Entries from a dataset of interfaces
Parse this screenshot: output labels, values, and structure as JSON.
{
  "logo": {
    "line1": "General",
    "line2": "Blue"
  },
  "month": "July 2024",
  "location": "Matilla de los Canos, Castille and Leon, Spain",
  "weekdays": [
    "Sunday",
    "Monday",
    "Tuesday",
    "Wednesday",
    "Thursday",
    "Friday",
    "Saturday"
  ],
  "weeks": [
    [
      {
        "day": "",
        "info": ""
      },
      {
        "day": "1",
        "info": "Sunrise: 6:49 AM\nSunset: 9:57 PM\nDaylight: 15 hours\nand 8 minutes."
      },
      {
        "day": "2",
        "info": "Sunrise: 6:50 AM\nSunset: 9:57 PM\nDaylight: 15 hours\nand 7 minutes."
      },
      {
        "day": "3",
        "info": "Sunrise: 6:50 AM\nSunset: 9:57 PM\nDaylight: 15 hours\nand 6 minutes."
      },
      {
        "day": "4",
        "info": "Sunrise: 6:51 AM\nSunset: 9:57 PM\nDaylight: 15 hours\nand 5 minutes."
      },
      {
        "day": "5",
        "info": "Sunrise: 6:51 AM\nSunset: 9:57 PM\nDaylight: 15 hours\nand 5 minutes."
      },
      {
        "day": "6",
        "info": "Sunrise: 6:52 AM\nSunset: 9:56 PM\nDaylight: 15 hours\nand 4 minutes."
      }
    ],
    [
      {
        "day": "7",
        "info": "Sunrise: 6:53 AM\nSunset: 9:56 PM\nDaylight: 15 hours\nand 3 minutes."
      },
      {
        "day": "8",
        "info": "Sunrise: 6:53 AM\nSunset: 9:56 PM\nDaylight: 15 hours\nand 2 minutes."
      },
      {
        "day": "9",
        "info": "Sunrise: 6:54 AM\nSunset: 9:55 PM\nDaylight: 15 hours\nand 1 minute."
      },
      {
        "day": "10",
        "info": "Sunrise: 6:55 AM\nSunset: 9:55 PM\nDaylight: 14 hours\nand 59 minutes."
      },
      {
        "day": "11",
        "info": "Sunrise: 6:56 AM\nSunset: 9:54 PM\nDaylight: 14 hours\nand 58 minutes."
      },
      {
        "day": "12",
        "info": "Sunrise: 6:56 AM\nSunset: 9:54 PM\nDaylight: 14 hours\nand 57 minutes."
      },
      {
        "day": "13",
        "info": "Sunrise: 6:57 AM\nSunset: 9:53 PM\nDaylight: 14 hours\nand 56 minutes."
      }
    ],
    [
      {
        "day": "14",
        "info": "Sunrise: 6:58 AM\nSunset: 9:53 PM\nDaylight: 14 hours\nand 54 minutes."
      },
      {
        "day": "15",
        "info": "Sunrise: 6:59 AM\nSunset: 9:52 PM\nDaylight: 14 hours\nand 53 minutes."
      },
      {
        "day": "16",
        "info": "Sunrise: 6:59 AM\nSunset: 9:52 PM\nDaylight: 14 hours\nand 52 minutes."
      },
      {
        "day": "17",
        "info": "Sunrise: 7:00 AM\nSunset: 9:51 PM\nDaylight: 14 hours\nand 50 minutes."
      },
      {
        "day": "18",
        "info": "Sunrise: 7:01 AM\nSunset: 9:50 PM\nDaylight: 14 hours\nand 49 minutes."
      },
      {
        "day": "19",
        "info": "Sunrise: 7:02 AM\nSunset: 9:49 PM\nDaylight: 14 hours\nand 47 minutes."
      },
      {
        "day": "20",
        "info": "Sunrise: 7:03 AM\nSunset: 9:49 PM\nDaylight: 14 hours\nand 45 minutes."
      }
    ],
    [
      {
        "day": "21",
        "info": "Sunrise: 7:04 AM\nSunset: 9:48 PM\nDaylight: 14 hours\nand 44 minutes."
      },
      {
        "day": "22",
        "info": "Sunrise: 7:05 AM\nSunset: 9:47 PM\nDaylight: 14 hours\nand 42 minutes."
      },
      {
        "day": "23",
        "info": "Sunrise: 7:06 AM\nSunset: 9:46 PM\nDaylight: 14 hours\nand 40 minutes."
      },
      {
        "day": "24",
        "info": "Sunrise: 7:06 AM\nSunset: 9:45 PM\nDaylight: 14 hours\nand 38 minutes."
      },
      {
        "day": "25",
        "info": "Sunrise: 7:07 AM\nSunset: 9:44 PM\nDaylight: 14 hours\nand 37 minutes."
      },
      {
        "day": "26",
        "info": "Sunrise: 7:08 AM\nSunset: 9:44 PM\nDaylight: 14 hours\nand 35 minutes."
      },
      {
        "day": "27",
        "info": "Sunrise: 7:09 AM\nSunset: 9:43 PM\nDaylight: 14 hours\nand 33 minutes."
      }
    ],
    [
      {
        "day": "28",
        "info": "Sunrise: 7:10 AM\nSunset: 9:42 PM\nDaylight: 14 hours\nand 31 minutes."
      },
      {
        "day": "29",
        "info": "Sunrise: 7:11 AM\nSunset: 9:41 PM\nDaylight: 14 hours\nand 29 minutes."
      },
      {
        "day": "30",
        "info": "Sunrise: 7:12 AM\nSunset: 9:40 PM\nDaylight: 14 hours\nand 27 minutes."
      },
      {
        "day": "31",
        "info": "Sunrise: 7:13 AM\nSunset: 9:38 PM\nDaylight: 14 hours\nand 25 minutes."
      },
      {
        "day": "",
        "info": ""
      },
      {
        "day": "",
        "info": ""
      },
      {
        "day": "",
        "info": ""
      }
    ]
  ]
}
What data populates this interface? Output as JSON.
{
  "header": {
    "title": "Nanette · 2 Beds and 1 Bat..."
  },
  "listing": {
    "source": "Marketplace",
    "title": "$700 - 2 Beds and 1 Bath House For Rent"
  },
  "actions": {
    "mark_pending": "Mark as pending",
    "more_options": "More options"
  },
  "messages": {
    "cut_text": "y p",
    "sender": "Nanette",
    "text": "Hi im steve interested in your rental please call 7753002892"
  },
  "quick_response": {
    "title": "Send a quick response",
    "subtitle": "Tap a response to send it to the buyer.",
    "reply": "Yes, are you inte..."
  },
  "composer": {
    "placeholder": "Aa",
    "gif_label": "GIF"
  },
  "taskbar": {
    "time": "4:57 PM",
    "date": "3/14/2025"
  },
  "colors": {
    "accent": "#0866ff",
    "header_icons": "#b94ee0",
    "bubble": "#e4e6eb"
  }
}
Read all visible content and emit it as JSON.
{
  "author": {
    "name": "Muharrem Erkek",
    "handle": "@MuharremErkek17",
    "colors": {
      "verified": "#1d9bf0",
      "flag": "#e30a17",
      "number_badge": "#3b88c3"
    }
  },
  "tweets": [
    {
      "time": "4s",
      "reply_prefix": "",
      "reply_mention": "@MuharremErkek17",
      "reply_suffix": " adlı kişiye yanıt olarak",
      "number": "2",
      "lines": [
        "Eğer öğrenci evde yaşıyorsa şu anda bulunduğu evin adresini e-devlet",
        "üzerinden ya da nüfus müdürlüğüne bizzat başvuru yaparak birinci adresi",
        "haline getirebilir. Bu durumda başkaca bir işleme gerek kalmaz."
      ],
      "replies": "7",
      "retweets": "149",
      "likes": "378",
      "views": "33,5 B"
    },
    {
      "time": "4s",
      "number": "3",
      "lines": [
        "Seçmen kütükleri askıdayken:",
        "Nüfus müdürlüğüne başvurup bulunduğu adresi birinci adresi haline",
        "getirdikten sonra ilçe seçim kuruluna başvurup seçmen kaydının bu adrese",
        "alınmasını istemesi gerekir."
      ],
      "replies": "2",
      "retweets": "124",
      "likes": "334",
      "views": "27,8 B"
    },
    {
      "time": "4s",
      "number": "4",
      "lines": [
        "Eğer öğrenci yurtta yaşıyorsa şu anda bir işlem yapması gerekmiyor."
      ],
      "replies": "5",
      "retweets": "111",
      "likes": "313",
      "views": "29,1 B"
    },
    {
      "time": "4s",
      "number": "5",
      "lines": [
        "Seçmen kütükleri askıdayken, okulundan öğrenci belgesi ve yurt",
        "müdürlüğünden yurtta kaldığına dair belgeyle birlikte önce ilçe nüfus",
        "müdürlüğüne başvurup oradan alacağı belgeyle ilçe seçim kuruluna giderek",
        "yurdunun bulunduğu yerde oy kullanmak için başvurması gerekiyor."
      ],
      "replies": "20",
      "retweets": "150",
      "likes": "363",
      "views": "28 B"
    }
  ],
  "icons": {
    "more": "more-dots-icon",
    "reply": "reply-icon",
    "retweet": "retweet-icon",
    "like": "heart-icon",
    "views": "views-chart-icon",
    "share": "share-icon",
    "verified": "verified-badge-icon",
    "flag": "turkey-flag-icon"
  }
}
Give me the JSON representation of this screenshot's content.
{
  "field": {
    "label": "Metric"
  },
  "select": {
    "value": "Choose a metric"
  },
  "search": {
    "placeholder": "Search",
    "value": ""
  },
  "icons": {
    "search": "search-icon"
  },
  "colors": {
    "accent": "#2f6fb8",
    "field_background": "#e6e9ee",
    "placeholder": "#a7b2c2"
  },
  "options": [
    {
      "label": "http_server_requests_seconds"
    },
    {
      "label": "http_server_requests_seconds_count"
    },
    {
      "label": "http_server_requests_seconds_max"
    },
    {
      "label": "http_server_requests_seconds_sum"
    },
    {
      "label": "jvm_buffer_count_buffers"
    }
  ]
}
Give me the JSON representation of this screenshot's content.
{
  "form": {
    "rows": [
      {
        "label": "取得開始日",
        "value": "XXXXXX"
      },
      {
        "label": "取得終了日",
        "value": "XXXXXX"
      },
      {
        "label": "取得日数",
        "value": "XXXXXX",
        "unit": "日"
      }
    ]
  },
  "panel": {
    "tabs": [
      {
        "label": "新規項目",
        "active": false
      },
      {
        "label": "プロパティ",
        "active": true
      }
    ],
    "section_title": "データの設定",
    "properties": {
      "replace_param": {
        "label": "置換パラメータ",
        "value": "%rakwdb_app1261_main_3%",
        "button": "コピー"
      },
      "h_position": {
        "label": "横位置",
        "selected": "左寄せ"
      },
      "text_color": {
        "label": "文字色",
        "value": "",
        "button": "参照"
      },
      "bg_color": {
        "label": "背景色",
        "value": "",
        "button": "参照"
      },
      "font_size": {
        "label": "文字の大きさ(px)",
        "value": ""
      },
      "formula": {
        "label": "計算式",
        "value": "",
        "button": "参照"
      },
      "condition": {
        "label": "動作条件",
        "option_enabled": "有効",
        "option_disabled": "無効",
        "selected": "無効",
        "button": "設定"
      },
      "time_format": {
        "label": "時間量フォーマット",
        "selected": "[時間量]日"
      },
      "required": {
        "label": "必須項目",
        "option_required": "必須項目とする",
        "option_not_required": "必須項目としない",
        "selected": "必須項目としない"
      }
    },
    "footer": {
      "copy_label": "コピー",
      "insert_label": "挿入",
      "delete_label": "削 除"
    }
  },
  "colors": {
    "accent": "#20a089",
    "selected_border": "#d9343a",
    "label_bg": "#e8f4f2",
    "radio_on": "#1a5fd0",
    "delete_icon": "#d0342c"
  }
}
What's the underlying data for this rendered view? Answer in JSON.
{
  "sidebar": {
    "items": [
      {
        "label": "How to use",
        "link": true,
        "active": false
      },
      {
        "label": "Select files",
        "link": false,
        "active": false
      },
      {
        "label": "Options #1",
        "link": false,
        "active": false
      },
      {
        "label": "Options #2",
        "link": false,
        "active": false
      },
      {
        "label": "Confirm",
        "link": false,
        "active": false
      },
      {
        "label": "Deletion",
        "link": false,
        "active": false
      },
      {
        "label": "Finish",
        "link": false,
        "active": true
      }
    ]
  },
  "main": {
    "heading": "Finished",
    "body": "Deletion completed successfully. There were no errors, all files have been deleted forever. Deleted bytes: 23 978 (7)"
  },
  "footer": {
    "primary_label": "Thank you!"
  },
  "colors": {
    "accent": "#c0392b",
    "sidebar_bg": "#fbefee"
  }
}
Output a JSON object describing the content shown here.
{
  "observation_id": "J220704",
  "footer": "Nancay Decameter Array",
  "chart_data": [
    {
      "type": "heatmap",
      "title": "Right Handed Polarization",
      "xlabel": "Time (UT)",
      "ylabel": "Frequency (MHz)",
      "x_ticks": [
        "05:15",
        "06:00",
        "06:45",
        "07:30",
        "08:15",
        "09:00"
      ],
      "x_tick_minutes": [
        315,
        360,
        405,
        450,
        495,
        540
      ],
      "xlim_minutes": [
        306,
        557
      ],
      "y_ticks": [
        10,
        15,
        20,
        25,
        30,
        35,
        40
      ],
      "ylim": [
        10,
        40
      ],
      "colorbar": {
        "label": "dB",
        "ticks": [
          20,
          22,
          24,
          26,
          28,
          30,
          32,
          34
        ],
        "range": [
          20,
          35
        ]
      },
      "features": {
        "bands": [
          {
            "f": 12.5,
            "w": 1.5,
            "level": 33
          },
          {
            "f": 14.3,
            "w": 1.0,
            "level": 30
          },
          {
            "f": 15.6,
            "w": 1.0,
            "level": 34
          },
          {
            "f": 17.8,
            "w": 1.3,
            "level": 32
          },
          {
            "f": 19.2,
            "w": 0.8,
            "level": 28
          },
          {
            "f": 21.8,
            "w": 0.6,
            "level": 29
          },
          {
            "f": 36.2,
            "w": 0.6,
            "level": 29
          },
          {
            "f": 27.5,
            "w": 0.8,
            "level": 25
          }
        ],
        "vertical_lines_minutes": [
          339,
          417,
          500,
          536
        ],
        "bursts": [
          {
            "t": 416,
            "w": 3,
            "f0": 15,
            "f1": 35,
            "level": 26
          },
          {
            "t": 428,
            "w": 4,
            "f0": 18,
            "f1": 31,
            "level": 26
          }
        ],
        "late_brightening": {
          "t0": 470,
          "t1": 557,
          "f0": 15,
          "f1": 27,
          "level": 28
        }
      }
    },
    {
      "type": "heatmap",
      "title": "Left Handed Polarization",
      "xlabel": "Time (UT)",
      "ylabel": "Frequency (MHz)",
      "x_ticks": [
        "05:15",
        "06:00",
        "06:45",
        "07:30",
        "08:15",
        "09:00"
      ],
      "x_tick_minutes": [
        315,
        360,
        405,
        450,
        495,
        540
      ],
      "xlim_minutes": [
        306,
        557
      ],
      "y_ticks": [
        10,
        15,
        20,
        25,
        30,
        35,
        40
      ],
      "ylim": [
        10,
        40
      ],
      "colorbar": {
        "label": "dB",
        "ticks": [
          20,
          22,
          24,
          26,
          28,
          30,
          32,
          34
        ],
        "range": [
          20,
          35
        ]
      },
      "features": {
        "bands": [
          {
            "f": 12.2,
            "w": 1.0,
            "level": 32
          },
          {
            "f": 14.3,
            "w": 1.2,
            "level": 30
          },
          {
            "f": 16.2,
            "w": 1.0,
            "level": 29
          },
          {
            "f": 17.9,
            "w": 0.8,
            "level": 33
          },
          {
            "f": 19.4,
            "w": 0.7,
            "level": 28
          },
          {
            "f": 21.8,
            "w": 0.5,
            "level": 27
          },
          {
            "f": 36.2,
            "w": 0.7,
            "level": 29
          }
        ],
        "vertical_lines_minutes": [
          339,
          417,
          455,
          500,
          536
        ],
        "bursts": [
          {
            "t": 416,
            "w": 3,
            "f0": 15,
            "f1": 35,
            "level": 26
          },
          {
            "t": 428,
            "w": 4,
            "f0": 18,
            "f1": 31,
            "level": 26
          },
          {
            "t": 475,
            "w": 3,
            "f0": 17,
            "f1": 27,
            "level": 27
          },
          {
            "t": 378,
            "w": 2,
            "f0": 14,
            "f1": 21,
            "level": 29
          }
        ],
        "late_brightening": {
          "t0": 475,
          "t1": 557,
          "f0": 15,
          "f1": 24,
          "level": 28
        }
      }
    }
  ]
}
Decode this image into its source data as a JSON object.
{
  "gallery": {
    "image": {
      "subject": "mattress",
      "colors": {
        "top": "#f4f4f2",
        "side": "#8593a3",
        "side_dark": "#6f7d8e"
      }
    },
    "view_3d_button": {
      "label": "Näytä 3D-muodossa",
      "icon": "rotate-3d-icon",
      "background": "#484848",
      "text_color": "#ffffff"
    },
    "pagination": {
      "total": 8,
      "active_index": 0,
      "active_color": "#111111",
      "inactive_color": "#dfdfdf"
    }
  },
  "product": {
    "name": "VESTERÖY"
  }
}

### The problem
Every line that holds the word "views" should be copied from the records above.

### Task solution
      "views": "33,5 B"
      "views": "27,8 B"
      "views": "29,1 B"
      "views": "28 B"
    "views": "views-chart-icon",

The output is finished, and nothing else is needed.